Friday, July 18, 2014

Starliner, David Drake


I've been on a sci-fi jag lately. Hopefully I will find a fantasy book that rings my bells soon--but I can't seem to find any good fantasy that I haven't read already.  Show me some fantasy with an original plot and a great cast of characters, a book that's not full of cute, romantic fluff, thank you. I want to promote indies, but come on authors--you have to work with me! Write me something original or I'll go mad. I hate to be just killing time with my reading, and I refuse to blog about books that bore me. 

So I was cruising the cheap fiction in the Kindle store--and this one was free!

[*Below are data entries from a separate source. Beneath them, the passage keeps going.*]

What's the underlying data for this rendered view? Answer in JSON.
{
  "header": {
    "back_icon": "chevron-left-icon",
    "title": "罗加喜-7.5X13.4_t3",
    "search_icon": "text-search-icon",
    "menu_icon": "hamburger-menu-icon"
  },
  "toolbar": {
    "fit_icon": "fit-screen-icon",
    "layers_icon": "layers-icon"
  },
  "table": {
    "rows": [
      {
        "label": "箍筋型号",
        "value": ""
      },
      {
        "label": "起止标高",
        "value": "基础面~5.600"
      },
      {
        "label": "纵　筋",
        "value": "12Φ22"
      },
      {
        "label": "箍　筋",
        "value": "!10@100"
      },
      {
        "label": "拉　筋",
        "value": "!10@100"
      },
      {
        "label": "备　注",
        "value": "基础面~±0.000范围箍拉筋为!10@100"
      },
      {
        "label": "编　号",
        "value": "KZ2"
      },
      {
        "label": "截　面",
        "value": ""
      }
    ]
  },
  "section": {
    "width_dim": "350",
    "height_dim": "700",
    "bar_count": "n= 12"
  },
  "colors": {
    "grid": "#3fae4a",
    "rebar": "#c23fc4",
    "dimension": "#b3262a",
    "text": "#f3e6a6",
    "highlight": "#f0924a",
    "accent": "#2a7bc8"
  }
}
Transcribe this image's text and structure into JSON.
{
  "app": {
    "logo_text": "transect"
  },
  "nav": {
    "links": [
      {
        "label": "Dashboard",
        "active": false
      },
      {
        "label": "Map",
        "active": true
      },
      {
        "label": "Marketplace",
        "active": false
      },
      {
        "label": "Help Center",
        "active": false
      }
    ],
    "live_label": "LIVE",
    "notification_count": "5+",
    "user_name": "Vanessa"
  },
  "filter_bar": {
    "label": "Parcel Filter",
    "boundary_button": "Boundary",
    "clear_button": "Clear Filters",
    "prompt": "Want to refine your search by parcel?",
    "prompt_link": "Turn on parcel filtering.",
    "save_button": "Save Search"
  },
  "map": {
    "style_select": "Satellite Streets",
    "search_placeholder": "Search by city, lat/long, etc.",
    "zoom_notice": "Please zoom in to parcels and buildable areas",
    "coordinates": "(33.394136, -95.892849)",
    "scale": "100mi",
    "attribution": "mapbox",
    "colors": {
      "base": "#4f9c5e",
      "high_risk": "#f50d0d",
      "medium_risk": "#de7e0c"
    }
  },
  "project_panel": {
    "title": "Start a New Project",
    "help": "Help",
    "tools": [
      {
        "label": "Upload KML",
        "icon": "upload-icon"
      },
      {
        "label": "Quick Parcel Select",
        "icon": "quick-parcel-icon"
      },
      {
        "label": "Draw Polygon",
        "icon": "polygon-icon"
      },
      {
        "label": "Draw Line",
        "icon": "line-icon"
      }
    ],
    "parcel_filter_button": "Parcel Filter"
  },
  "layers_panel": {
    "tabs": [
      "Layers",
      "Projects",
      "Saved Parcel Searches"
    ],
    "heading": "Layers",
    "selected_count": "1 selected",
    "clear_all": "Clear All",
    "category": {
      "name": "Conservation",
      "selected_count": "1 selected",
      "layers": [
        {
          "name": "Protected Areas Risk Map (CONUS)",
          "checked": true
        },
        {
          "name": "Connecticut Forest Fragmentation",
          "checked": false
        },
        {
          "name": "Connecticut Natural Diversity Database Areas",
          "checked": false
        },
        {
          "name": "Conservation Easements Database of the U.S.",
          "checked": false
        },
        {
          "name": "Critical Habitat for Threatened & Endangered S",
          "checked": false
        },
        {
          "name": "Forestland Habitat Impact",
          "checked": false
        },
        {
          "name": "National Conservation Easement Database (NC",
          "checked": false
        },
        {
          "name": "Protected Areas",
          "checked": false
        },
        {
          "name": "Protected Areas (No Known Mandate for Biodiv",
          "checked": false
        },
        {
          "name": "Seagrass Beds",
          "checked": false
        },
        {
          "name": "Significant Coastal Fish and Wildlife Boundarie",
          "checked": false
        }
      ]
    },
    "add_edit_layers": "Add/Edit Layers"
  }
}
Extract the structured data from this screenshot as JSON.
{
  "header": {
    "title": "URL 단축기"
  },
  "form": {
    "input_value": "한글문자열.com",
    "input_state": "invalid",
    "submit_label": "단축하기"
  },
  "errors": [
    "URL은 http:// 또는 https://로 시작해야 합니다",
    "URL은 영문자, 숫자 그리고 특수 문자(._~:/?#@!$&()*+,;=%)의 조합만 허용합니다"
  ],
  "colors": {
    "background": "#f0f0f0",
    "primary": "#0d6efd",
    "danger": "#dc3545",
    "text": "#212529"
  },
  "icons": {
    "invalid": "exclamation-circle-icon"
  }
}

Starliner, by David Drake is another hard science-fiction tale. The ebook was first published In 2013, but it was first published in june of 1992 by Baen. Somehow I never saw this book, so it's new to me.


The BLURB:


The Empress of Earth

Finest passenger liner in the galaxy —
Brightest link in the chain that binds the starflung civilization of the 23rd century—
Six thousand lives in a single hull, trembling through multiple universes to land on raw, often violent worlds, each with its own history and wonder —


The Empress of Earth

Neutral pawn in an interstellar war!

When hostile necessity knows no law, Ran Colville and the rest of the complement of the Empress of Earth must bring home their ship and the passengers entrusted to them. From the Captain on his bridge to the Cold Crewmen who work in conditions that differ from Hell only by name, they'll have their work cut out for them this voyage!


My REVIEW:


Now this was an intriguing tale, an action adventure, written in a leisurely style. Politics, racism, and the privilege of class and wealth dominate this tale of a cruise gone bad. There is the sort of attention to detail that one might find in an Agatha Christie novel, if she had decided to write political thrillers set in interstellar space. It is a period piece.

The main character, Ran Colville is a poor-boy made good, a man who saw an opportunity to change his future and who seized it, though it is a secret that could destroy his career.  He is efficient, and determined to be as cold and heartless as the world he came from, but he has this annoying ability to care what happens to the people around him, though he refuses to admit it.

The crew is an interesting mix, and consists of people who would be found working on any high-end cruise ship. They are good at what they do, and serve with varying degrees of love for their ship and the passengers they carry, ranging from mild lip service to fanatic devotion.  

The passengers are drawn like caricatures, which in a book with as many walk-on parts as this, is the only way to describe them in the paragraph they are given, but they serve to illustrate the atmosphere aboard the starliner, Empress of Earth.
There is violence, and there is a military precision to the recounting of the action scenes. Juxtaposed against the backdrop of the wealthy  and the not so wealthy, it is a compelling drama that unfolds slowly, but eventually takes off with a vengeance.

If you want your books filled with action happening at all times, with no 'info dumps' this book is not for you. David Drake breaks all the rules of modern genre writing: There are many long passages of background information that is slipped into the middle of conversations--again, rather like an old-fashioned novel. It could be jarring to some readers, and while I normally don't approve of large injections of heavy background,  I felt it added to the atmosphere in this tale.

Starliner is most definitely not a one night read, as it takes a while to work your way through it. I did enjoy it, and all in all, I give this book 4 stars. 

2 comments:

deborahjayauthor.com said...

Thanks for the review - I've downloaded it :)

Connie J Jasperson said...

@Deborah--I will be interested in hearing what you think of this book!